On May / June Matric Examinations
The 2021 May / June examination is the second examination opportunity that is offered to candidates who wrote the November 2020 examinations; and is also an examination for adult candidates sitting for matric examinations. The writing of this examination commenced on Wednesday, 26 May 2021, and concluded on Wednesday, 07 July 2021.
A total of two hundred and forty nine thousand, eight hundred and fifty one (249 851) candidates enrolled to write this examination. This included both the National Senior Certificate and Senior Certificate candidates. One hundred and six thousand, seven hundred and eleven (106 711) of these candidates, were National Senior Certificate candidates; and one hundred and forty three thousand, one hundred and forty (143 140) of these candidates, were Senior Certificate candidates. This examination was conducted under strict COVID-19 protocols and they were followed to the latter.
The DBE and the Provincial Education Departments (PEDs) monitored the writing of the May / June 2021 Grade 12 examination. The writing of the examination was successfully concluded without any major disruptions. With the early closure of schools on 30 June 2021, due to the move to adjusted Alert Level 4, school principals were requested to administer the examination until its conclusion.

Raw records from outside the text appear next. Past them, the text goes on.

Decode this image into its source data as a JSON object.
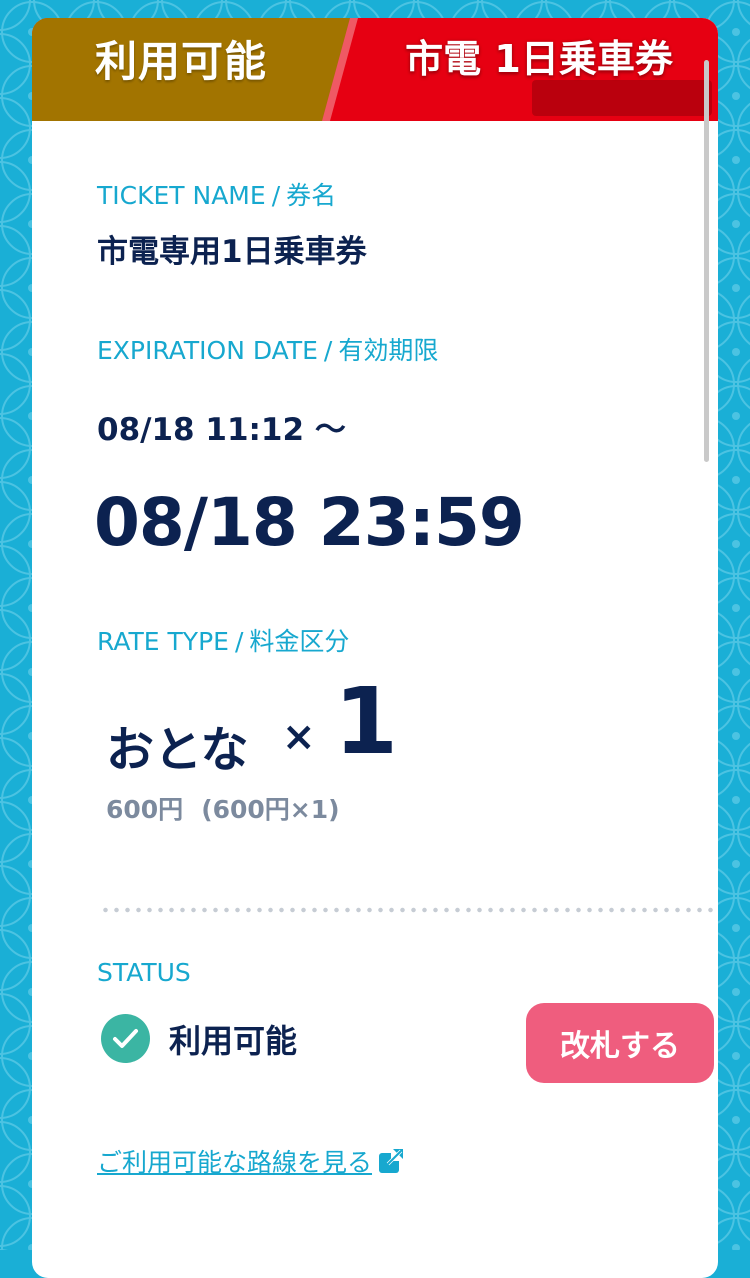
{
  "banner": {
    "status": "利用可能",
    "title": "市電 1日乗車券"
  },
  "ticket_name": {
    "label_en": "TICKET NAME",
    "separator": "/",
    "label_ja": "券名",
    "value": "市電専用1日乗車券"
  },
  "expiration": {
    "label_en": "EXPIRATION DATE",
    "separator": "/",
    "label_ja": "有効期限",
    "from": "08/18 11:12 〜",
    "to": "08/18 23:59"
  },
  "rate": {
    "label_en": "RATE TYPE",
    "separator": "/",
    "label_ja": "料金区分",
    "type": "おとな",
    "times": "×",
    "quantity": "1",
    "price": "600円",
    "calculation": "(600円×1)"
  },
  "status": {
    "label": "STATUS",
    "value": "利用可能",
    "icon": "check-circle-icon"
  },
  "actions": {
    "gate_button": "改札する",
    "routes_link": "ご利用可能な路線を見る",
    "routes_link_icon": "external-link-icon"
  },
  "colors": {
    "background": "#1aafd6",
    "accent": "#17a8cf",
    "text_dark": "#0c2250",
    "banner_status": "#a27400",
    "banner_title": "#e60012",
    "status_ok": "#3bb5a3",
    "gate_button": "#ef5d7e"
  }
}
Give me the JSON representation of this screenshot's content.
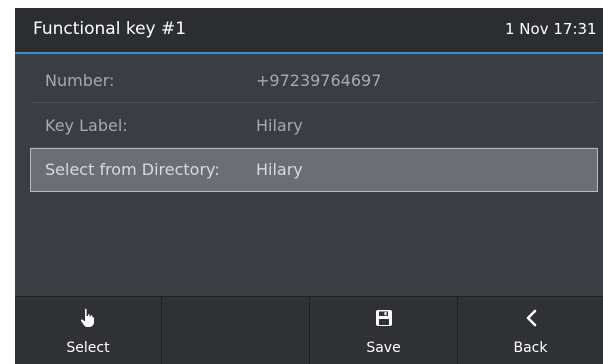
{
  "header": {
    "title": "Functional key #1",
    "clock": "1 Nov 17:31"
  },
  "fields": [
    {
      "label": "Number:",
      "value": "+97239764697"
    },
    {
      "label": "Key Label:",
      "value": "Hilary"
    },
    {
      "label": "Select from Directory:",
      "value": "Hilary"
    }
  ],
  "selected_field_index": 2,
  "softkeys": [
    {
      "label": "Select",
      "icon": "hand-pointer-icon"
    },
    {
      "label": "",
      "icon": ""
    },
    {
      "label": "Save",
      "icon": "floppy-disk-icon"
    },
    {
      "label": "Back",
      "icon": "chevron-left-icon"
    }
  ],
  "colors": {
    "accent": "#3d8fd1",
    "background": "#3b3d42",
    "selected_row": "#6b6f75"
  }
}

The marking of the May / June 2021 Grade 12 examination, commenced on 08 July 2021, and concluded on Monday, 19 July 2021. A total of seven hundred and seventy two thousand, four hundred and four (772 404) scripts had to be marked; and a total of nine thousand, three hundred and twenty three (9 323) markers were utilised for the marking across the fifty four (54) marking centres. Even in this instance, COVID-19 health protocols were strictly adhered to. Despite the protest actions and the looting in KwaZulu-Natal and Gauteng, the marking was successfully completed; and the capturing of marks is currently in progress.

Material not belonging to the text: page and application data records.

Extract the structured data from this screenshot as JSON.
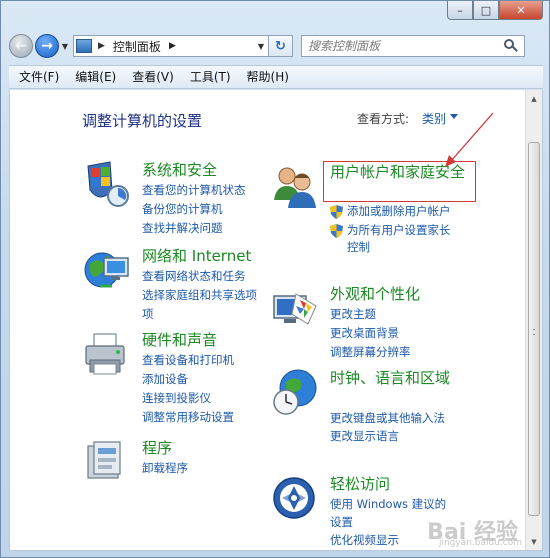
{
  "window": {
    "caption": {
      "minimize": "–",
      "maximize": "□",
      "close": "✕"
    }
  },
  "nav": {
    "back": "←",
    "forward": "→",
    "address_root_sep": "▶",
    "address": "控制面板",
    "address_sep": "▶",
    "refresh": "↻",
    "search_placeholder": "搜索控制面板"
  },
  "menu": [
    "文件(F)",
    "编辑(E)",
    "查看(V)",
    "工具(T)",
    "帮助(H)"
  ],
  "main": {
    "title": "调整计算机的设置",
    "view_label": "查看方式:",
    "view_value": "类别"
  },
  "categories_left": [
    {
      "title": "系统和安全",
      "icon": "system-security-icon",
      "links": [
        "查看您的计算机状态",
        "备份您的计算机",
        "查找并解决问题"
      ]
    },
    {
      "title": "网络和 Internet",
      "icon": "network-globe-icon",
      "links": [
        "查看网络状态和任务",
        "选择家庭组和共享选项"
      ]
    },
    {
      "title": "硬件和声音",
      "icon": "printer-icon",
      "links": [
        "查看设备和打印机",
        "添加设备",
        "连接到投影仪",
        "调整常用移动设置"
      ]
    },
    {
      "title": "程序",
      "icon": "programs-icon",
      "links": [
        "卸载程序"
      ]
    }
  ],
  "categories_right": [
    {
      "title": "用户帐户和家庭安全",
      "icon": "users-icon",
      "shield_links": [
        "添加或删除用户帐户",
        "为所有用户设置家长控制"
      ]
    },
    {
      "title": "外观和个性化",
      "icon": "appearance-icon",
      "links": [
        "更改主题",
        "更改桌面背景",
        "调整屏幕分辨率"
      ]
    },
    {
      "title": "时钟、语言和区域",
      "icon": "clock-globe-icon",
      "links": [
        "更改键盘或其他输入法",
        "更改显示语言"
      ]
    },
    {
      "title": "轻松访问",
      "icon": "ease-access-icon",
      "links": [
        "使用 Windows 建议的设置",
        "优化视频显示"
      ]
    }
  ],
  "watermark": {
    "brand": "Bai 经验",
    "sub": "jingyan.baidu.com"
  },
  "colors": {
    "link": "#1e5aa8",
    "category": "#1b8a23",
    "title": "#1e3287",
    "highlight": "#d23a3a"
  }
}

The DBE will complete the processing of all candidate data for the Umalusi standardisation meeting of 06 August 2021; and the results will be released to candidates on 24 August 2021. The NSC candidates, who were not successful in this May / June examination, can register to write the November 2021 NSC examination.
On School Calendars

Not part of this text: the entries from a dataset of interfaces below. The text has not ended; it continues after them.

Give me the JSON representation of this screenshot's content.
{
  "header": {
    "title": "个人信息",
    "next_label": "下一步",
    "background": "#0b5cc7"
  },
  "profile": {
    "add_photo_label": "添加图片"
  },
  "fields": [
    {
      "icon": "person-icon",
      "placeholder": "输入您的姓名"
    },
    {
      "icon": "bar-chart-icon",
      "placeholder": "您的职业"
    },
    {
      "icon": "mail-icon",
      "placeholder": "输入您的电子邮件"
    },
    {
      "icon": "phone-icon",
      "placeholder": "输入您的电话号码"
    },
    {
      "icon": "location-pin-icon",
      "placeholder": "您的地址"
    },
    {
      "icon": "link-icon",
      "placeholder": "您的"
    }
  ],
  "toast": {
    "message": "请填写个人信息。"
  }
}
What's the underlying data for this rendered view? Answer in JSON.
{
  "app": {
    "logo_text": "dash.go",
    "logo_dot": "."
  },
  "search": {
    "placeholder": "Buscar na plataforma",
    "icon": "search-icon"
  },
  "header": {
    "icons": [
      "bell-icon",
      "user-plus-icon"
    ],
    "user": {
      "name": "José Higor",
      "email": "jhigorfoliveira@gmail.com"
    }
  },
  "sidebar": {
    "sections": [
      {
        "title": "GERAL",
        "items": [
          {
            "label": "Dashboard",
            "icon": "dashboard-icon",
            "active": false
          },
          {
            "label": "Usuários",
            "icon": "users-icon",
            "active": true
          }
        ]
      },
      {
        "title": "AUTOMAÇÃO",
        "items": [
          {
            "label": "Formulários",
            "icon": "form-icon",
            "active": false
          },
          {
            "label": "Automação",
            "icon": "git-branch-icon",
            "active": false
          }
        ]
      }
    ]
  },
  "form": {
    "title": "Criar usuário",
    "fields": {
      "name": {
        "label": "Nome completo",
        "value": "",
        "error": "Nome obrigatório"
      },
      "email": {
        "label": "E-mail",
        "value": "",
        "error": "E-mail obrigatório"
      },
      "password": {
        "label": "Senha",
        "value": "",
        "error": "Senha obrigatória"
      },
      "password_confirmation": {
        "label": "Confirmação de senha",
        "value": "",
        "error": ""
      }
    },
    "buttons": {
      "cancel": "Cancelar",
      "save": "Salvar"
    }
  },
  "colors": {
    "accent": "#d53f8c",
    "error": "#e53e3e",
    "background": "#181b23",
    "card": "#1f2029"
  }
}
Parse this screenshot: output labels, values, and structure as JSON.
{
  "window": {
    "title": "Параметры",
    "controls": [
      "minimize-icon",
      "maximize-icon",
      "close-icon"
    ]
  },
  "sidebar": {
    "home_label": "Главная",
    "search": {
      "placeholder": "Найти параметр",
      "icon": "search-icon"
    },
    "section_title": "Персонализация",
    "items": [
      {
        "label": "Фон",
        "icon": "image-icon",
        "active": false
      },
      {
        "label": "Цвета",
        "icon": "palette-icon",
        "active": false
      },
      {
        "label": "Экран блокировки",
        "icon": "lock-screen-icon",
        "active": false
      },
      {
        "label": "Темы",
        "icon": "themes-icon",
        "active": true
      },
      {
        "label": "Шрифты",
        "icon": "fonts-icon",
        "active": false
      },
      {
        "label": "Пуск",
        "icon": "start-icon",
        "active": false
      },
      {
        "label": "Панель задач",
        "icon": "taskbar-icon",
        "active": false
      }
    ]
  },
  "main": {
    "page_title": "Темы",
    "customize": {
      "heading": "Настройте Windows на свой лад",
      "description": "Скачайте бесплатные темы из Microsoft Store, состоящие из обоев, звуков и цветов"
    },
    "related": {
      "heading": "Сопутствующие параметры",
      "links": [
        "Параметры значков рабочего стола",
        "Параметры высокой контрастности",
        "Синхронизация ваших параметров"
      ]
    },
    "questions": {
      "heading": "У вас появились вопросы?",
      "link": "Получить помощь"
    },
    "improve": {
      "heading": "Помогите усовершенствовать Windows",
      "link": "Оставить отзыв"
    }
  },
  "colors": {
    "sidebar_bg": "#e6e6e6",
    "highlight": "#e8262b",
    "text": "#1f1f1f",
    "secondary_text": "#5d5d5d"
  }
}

The COVID-19 pandemic has caused serious disruptions in the Sector; and our plans have not always gone as we intended. This has however, not deterred us from continuing to plan, as we are confident that at some point, we will find a way to return to normal business. Earlier this year, we published the school calendar for 2022. As usual, we followed the necessary steps that involve public participation to obtain input.
Now, the proposed school calendar for 2023 has been gazetted for public comment. It has been published on all the DBE platforms. A staggered calendar is proposed – one for coastal provinces, and another for inland provinces. As I said, your inputs are important; and we urge you to go through the proposed 2023 school calendar, and submit your comments in writing. The details are available on the draft calendar itself.
National School Nutrition Programme (NSNP)
The COVID-19 essentials, such as face masks, gloves, disposable aprons, as well as cleaning and sanitation material, have and continue to be provided to food handlers, as well as for kitchens and storage facilities.
Plans are in place to continue providing feeding to learners not yet in school, using different options, including staggered feeding at school, cooked food collected at school – food parcels collected at school, as well as parcels collected at collection points other than school. We continue to call on parents and members of the community to support the learners, who benefit from the school nutrition programme to get their meals; whether they are back in school, or not. Learners not attending, can approach the nearest school to collect their meals or food parcels.
As a Sector, we have a lot of work to do, but we are up to the task. It will get better if all our partners and stakeholders come on board.
Source: Government of South Africa